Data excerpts
>>>

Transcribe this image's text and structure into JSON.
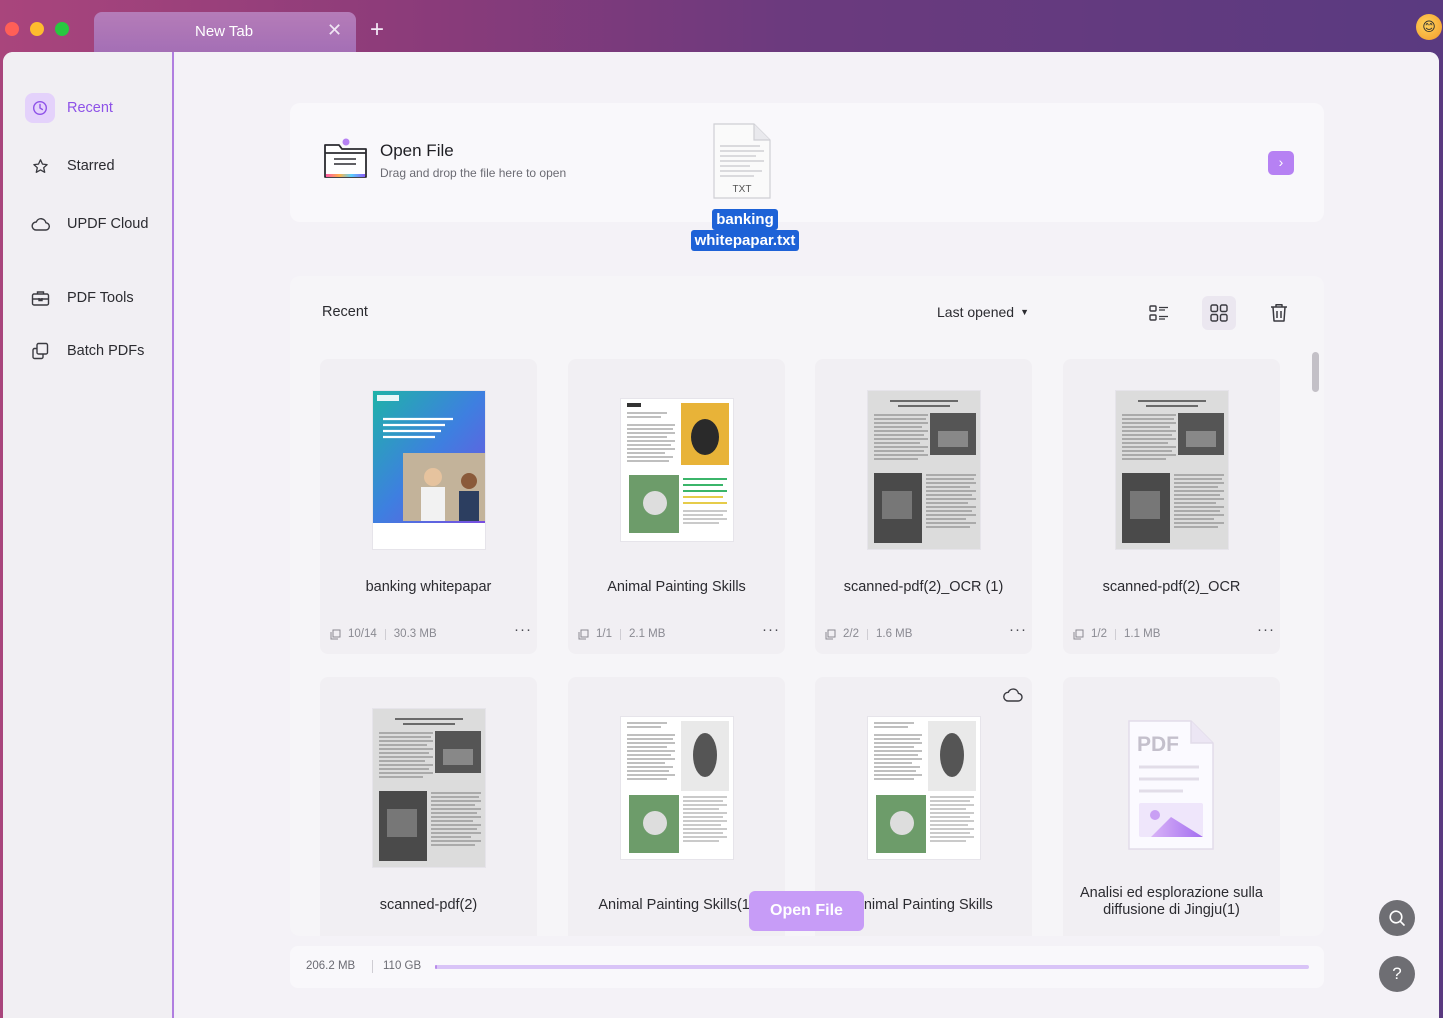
{
  "browser": {
    "tab_title": "New Tab",
    "tab_close": "✕",
    "new_tab": "+"
  },
  "sidebar": {
    "items": [
      {
        "label": "Recent",
        "icon": "clock-icon",
        "active": true
      },
      {
        "label": "Starred",
        "icon": "star-icon"
      },
      {
        "label": "UPDF Cloud",
        "icon": "cloud-icon"
      },
      {
        "label": "PDF Tools",
        "icon": "toolbox-icon"
      },
      {
        "label": "Batch PDFs",
        "icon": "batch-icon"
      }
    ]
  },
  "open_file": {
    "title": "Open File",
    "subtitle": "Drag and drop the file here to open",
    "arrow": "›"
  },
  "dragged_file": {
    "ext": "TXT",
    "name_line1": "banking",
    "name_line2": "whitepapar.txt"
  },
  "recent": {
    "heading": "Recent",
    "sort_label": "Last opened",
    "files": [
      {
        "name": "banking whitepapar",
        "pages": "10/14",
        "size": "30.3 MB"
      },
      {
        "name": "Animal Painting Skills",
        "pages": "1/1",
        "size": "2.1 MB"
      },
      {
        "name": "scanned-pdf(2)_OCR (1)",
        "pages": "2/2",
        "size": "1.6 MB"
      },
      {
        "name": "scanned-pdf(2)_OCR",
        "pages": "1/2",
        "size": "1.1 MB"
      },
      {
        "name": "scanned-pdf(2)"
      },
      {
        "name": "Animal Painting Skills(1)"
      },
      {
        "name": "Animal Painting Skills",
        "cloud": true
      },
      {
        "name": "Analisi ed esplorazione sulla diffusione di Jingju(1)",
        "ext": "PDF"
      }
    ],
    "more": "···"
  },
  "open_button": "Open File",
  "storage": {
    "used": "206.2 MB",
    "total": "110 GB",
    "used_fraction": 0.002
  },
  "help": "?",
  "colors": {
    "accent": "#8e52e8",
    "accent_light": "#b681f3",
    "drag_label": "#1d62d7"
  }
}
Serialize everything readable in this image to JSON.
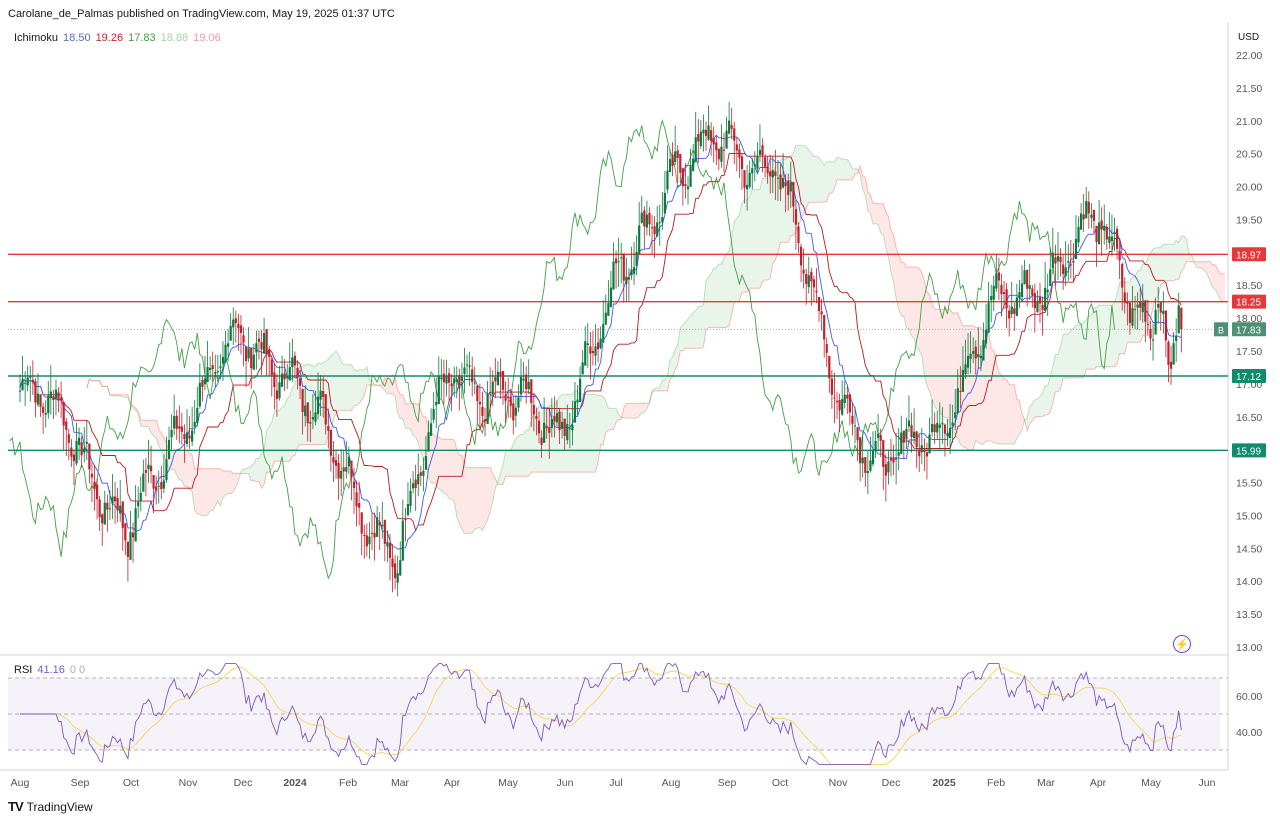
{
  "header": {
    "published": "Carolane_de_Palmas published on TradingView.com, May 19, 2025 01:37 UTC"
  },
  "ichimoku_legend": {
    "label": "Ichimoku",
    "values": [
      {
        "text": "18.50",
        "color": "#2962ff"
      },
      {
        "text": "19.26",
        "color": "#b71c1c"
      },
      {
        "text": "17.83",
        "color": "#43a047"
      },
      {
        "text": "18.88",
        "color": "#a5d6a7"
      },
      {
        "text": "19.06",
        "color": "#ef9a9a"
      }
    ]
  },
  "rsi_legend": {
    "label": "RSI",
    "value": "41.16",
    "extra": "0 0"
  },
  "axis": {
    "currency": "USD",
    "price_ticks": [
      "22.00",
      "21.50",
      "21.00",
      "20.50",
      "20.00",
      "19.50",
      "19.00",
      "18.50",
      "18.00",
      "17.50",
      "17.00",
      "16.50",
      "16.00",
      "15.50",
      "15.00",
      "14.50",
      "14.00",
      "13.50",
      "13.00"
    ],
    "rsi_ticks": [
      "60.00",
      "40.00"
    ],
    "time_ticks": [
      "Aug",
      "Sep",
      "Oct",
      "Nov",
      "Dec",
      "2024",
      "Feb",
      "Mar",
      "Apr",
      "May",
      "Jun",
      "Jul",
      "Aug",
      "Sep",
      "Oct",
      "Nov",
      "Dec",
      "2025",
      "Feb",
      "Mar",
      "Apr",
      "May",
      "Jun"
    ]
  },
  "levels": [
    {
      "price": 18.97,
      "label": "18.97",
      "color": "#e5383b"
    },
    {
      "price": 18.25,
      "label": "18.25",
      "color": "#e5383b"
    },
    {
      "price": 17.12,
      "label": "17.12",
      "color": "#138a6b"
    },
    {
      "price": 15.99,
      "label": "15.99",
      "color": "#138a6b"
    }
  ],
  "last_price": {
    "label": "17.83",
    "marker": "B",
    "color": "#4e8f76"
  },
  "logo": {
    "text": "TradingView"
  },
  "chart_data": {
    "type": "candlestick",
    "x_range": [
      "2023-08",
      "2025-06"
    ],
    "ylim": [
      13.0,
      22.0
    ],
    "y_unit": "USD",
    "close_path_by_month": [
      {
        "month": "2023-08",
        "close": 16.9
      },
      {
        "month": "2023-09",
        "close": 16.3
      },
      {
        "month": "2023-10",
        "close": 14.6
      },
      {
        "month": "2023-11",
        "close": 16.5
      },
      {
        "month": "2023-12",
        "close": 17.6
      },
      {
        "month": "2024-01",
        "close": 17.3
      },
      {
        "month": "2024-02",
        "close": 15.6
      },
      {
        "month": "2024-03",
        "close": 14.4
      },
      {
        "month": "2024-04",
        "close": 17.3
      },
      {
        "month": "2024-05",
        "close": 16.7
      },
      {
        "month": "2024-06",
        "close": 16.4
      },
      {
        "month": "2024-07",
        "close": 18.3
      },
      {
        "month": "2024-08",
        "close": 20.2
      },
      {
        "month": "2024-09",
        "close": 20.6
      },
      {
        "month": "2024-10",
        "close": 20.4
      },
      {
        "month": "2024-11",
        "close": 17.3
      },
      {
        "month": "2024-12",
        "close": 15.6
      },
      {
        "month": "2025-01",
        "close": 16.4
      },
      {
        "month": "2025-02",
        "close": 18.0
      },
      {
        "month": "2025-03",
        "close": 18.7
      },
      {
        "month": "2025-04",
        "close": 19.4
      },
      {
        "month": "2025-05",
        "close": 17.8
      }
    ],
    "rsi": {
      "ylim": [
        20,
        80
      ],
      "bands": [
        30,
        50,
        70
      ],
      "last": 41.16
    }
  }
}
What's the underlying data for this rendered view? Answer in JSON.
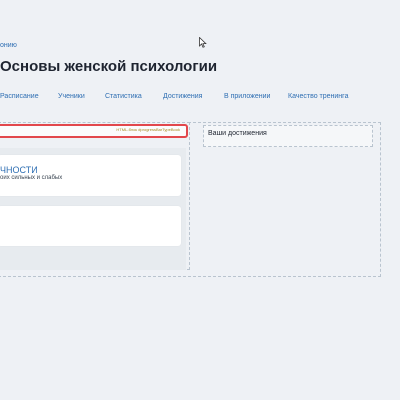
{
  "breadcrumb": {
    "text": "онию"
  },
  "page": {
    "title": "Основы женской психологии"
  },
  "tabs": [
    {
      "label": "Расписание"
    },
    {
      "label": "Ученики"
    },
    {
      "label": "Статистика"
    },
    {
      "label": "Достижения"
    },
    {
      "label": "В приложении"
    },
    {
      "label": "Качество тренинга"
    }
  ],
  "progress_bar": {
    "label": "HTML-блок #progressBarTypeBook"
  },
  "cards": [
    {
      "title": "ЧНОСТИ",
      "subtitle": "оих сильных и слабых"
    },
    {
      "title": "",
      "subtitle": ""
    }
  ],
  "achievements": {
    "title": "Ваши достижения"
  },
  "colors": {
    "accent": "#2f6fb3",
    "highlight": "#e2474c",
    "background": "#eef1f5"
  },
  "icons": {
    "cursor": "mouse-pointer-icon"
  }
}
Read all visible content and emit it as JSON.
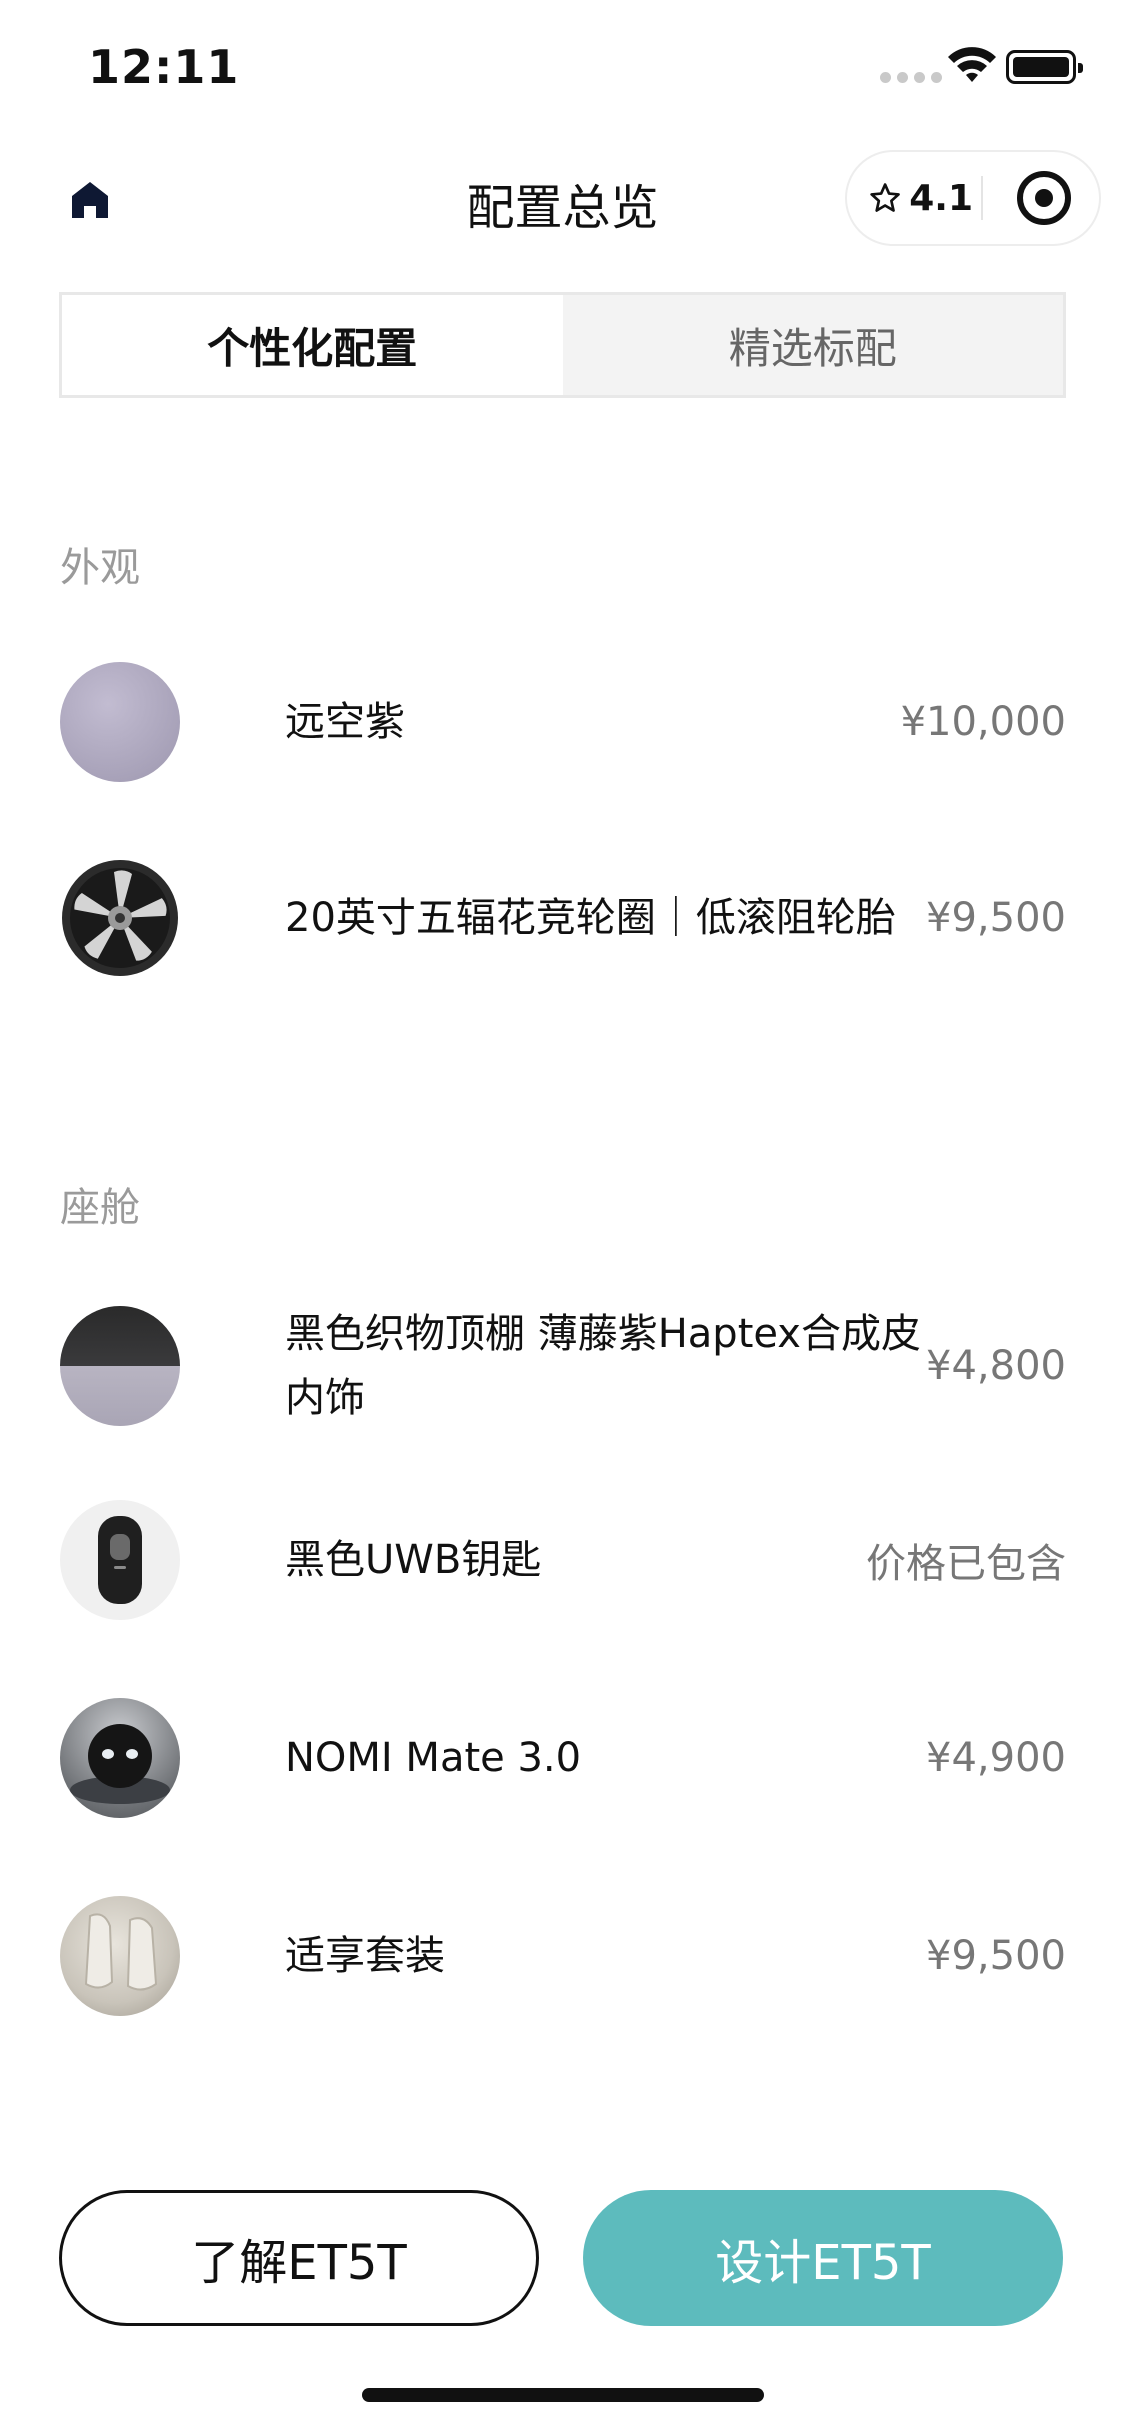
{
  "status_bar": {
    "time": "12:11"
  },
  "header": {
    "title": "配置总览",
    "rating": "4.1",
    "icons": [
      "home-icon",
      "star-icon",
      "target-icon"
    ]
  },
  "tabs": [
    {
      "label": "个性化配置",
      "active": true
    },
    {
      "label": "精选标配",
      "active": false
    }
  ],
  "sections": {
    "exterior": {
      "title": "外观",
      "items": [
        {
          "name": "远空紫",
          "price": "¥10,000"
        },
        {
          "name": "20英寸五辐花竞轮圈｜低滚阻轮胎",
          "price": "¥9,500"
        }
      ]
    },
    "cabin": {
      "title": "座舱",
      "items": [
        {
          "name": "黑色织物顶棚 薄藤紫Haptex合成皮内饰",
          "price": "¥4,800"
        },
        {
          "name": "黑色UWB钥匙",
          "price": "价格已包含"
        },
        {
          "name": "NOMI Mate 3.0",
          "price": "¥4,900"
        },
        {
          "name": "适享套装",
          "price": "¥9,500"
        }
      ]
    }
  },
  "buttons": {
    "learn": "了解ET5T",
    "design": "设计ET5T"
  },
  "colors": {
    "accent": "#5dbbbd",
    "text": "#111111",
    "muted": "#9a9a9a",
    "price": "#777777"
  }
}
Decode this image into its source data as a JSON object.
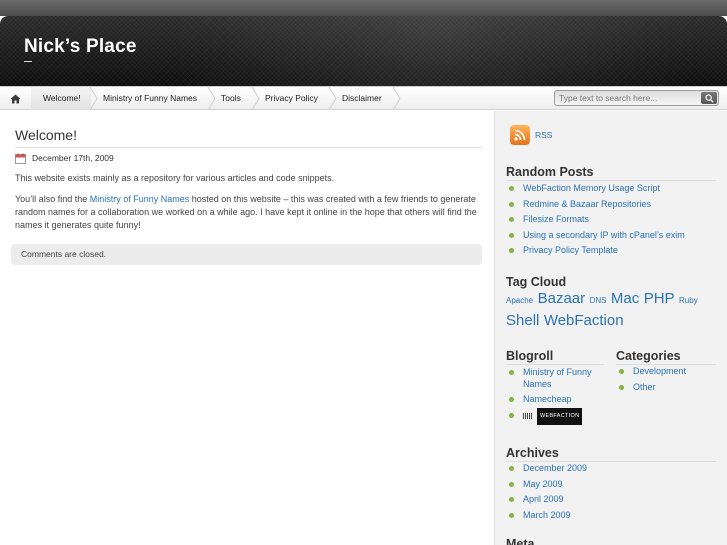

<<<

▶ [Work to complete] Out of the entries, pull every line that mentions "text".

▶ [Answer box]
Transcribe this image's text and structure into JSON.
        "text": "18.50",
        "text": "19.26",
        "text": "17.83",
        "text": "18.88",
        "text": "19.06",
    "text": "TradingView"
    "text": "онию"
    "text": "#111111",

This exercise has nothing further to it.